Since viruses enter plants through wounds, the most important method of prevention is proper care to ensure your peppers are healthy, strong and without injury. Peppers are warm-season plants that should be grown in a temperature range during the day of 70 to 85 degrees Fahrenheit and during night hours of 60 to 70 degrees, according to the Clemson University Extension. Grow in moist, well-drained loam or sand soil. Handle carefully to avoid damage.
Symptoms and Damage
Foliage and plant surfaces usually display a "mosaic" or patches of multi-hued discoloration. Areas of the pepper may look raised, thicker or blistered, giving them the appearance of having a fungal growth. Damage includes stunted growth, chlorosis, malformed peppers and blistered or curled leaves, according to the University of Minnesota Extension.
Growing other common host plants raises the likelihood of pepper infection with mosaic disease. Identify other host plants for wise selections for the home garden. Along with peppers, hosts include petunias, tomatoes, cucumbers, marigolds, spinach and impatiens, according to the University of Minnesota Extension. Since handling an infected plant makes the virus transferable by hands, handling another plant in another bed directly after contact with the infected one makes for rapid disease transfer.

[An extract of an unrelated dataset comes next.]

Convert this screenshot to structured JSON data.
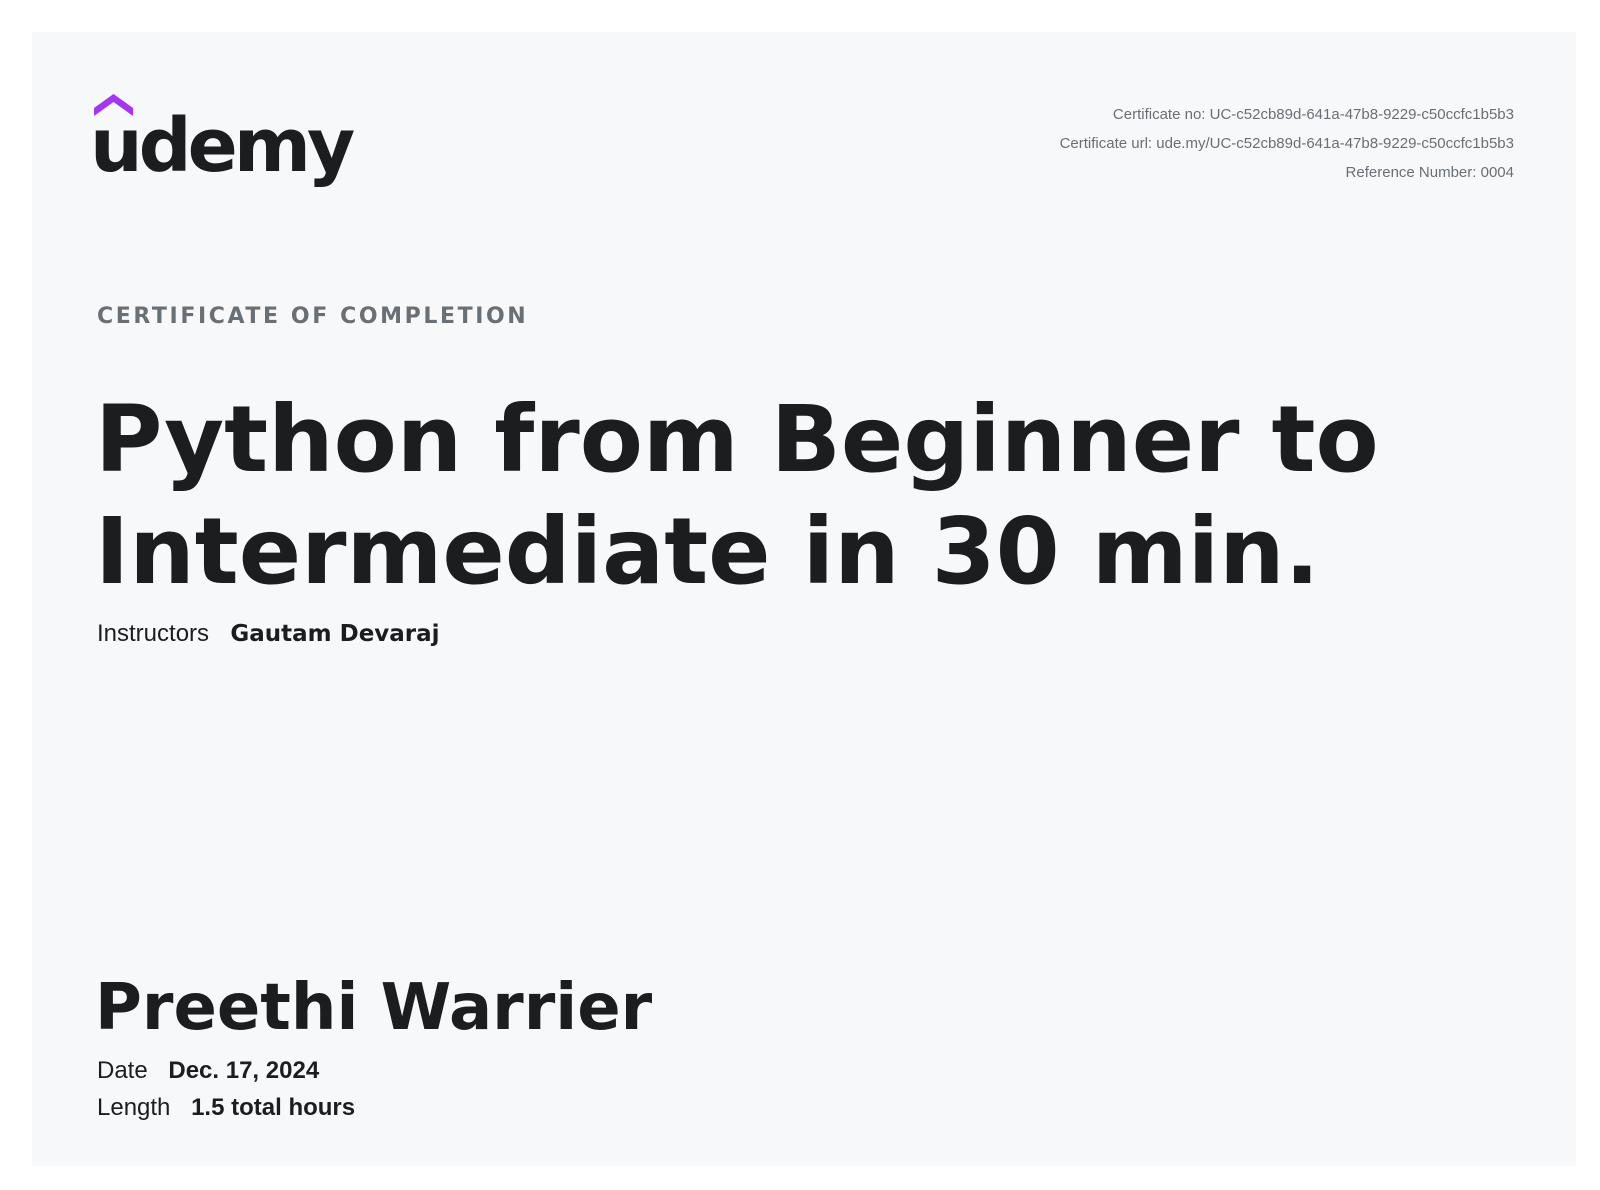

Chemical treatments are not available for mosaic disease because it is a virus and not a fungus. The most effective control method is sanitation. Though bleach may come to mind, it is not an effective disinfectant. While you work, wash your hands with soap and water after handling each plant. For any type of tools used on plants, sanitize them by placing them in boiling water for a period of five minutes. After removing the tools from the water, clean them with soap or detergent, according to the University of Minnesota Extension.